Development not guaranteed if…
“We cannot, we cannot develop if we continue to spend so much of our resources on government. Why does government exist? Government exists to serve the people. Now if the government is spending 70 per cent of its revenue on itself and leaving 30 per cent for the people, is that a sensible situation?
“If you sack the Governor of the Central Bank, does it change the situation? No, it is not a solution, the solution is to face this reality. Now we are amending this constitution.”
Slams federal character
The CBN Governor also criticised the implementation of the federal character law saying that it had been taken to the extreme and implemented at the expense of merit. He said while diversity is good, it should not be at the expense of merit. He said, for instance, a situation that people who are qualified for promotion in the civil service are denied promotion because of their states of origin is an extreme and abusive implementation of the federal character principle.
NESG urges FG to fast-track implementation of Oronsaye report
Meanwhile The Nigeria Economic Summit Group (NESG) has called on the Federal Government to implement the recommendations of Steve Oronsaye-led committee on the reforms of government agencies. Mr Kyar Bukar, Co-chairman, Joint Planning Committee of the 18th summit of NESG and Mr Lanre Akinbo, the Managing Director, Wizer Advisory, made this known in a “summit-summary” presented at the end of the three-day summit.
In August, the Oronsaye-led presidential committee recommended the reduction of statutory agencies of government from 263 to 161; abolition of 32 government agencies and merger of 53 others.
President Goodluck Jonathan, thereafter, set up a committee led by the Attorney-General of the Federation to review the recommendations of the report and issue a white paper.
In apparent response to the committee’s recommendation, Akinbo described the current cost and size of government as not sustainable at all three tiers of government.

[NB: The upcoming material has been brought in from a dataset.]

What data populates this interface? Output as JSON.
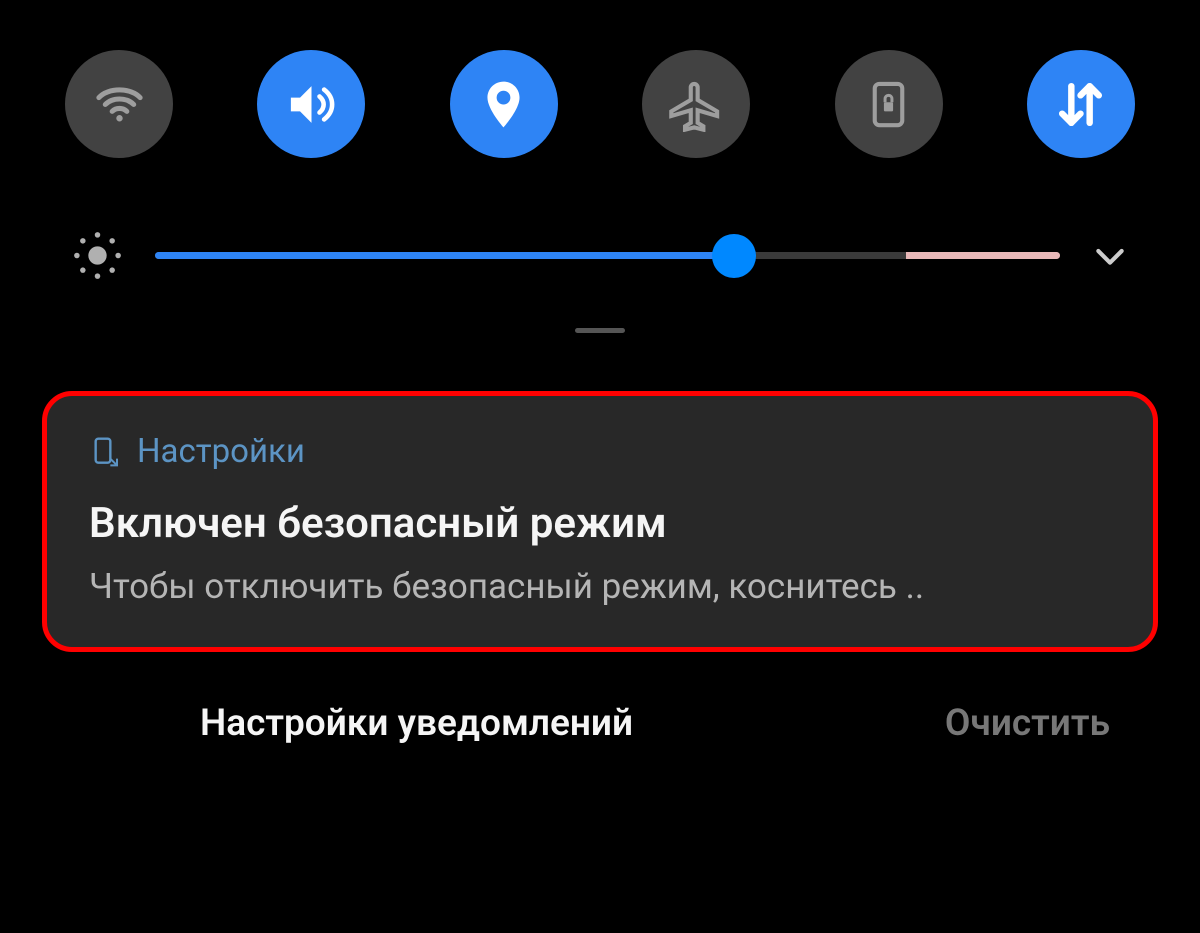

He said that the imbalance between recurrent and capital expenditure was “a drag on economic growth and does not create jobs”.
According to him, NESG recommended that capital expenditure should be redefined as long-term development capital as opposed to fixed assets. He said that the group, made up of leading private sector players in the country, would want to see a “50-50 target relationship” between capital and recurrent expenditure. On deregulation, the group acknowledged the Federal government efforts at implementing the roadmap for power sector reform.
Bukar, however, called on the Bureau of Public Enterprises (BPE) and the Federal Government to conclude all outstanding negotiations with Labour on the power sector reform.
He also urged government to fast-track development of gas infrastructure to guarantee supply availability. He added that the summit also recommended the complete sale of Nigeria Independent Power Projects (NIPP) power plants. On agriculture, the group asked government to fast-track the implementation of the Abuja Commodities Exchange latest by the fourth quarter of 2013.
Commenting on the Petroleum Industry Bill (PIB), Bukar noted that NESG was committed to facilitating stakeholders fora to harmonise “divergent views” before the next public hearing scheduled for first quarter of 2013.
He said the group remained supportive of the removal of subsidy on petroleum products but advised government to engage in “wider public education.” The theme of the three-day event, attended by private sector leaders, industry captains, top government officials and oil majors, was “Deregulation, Cost of Governance and Nigeria’s Economic Prospects”.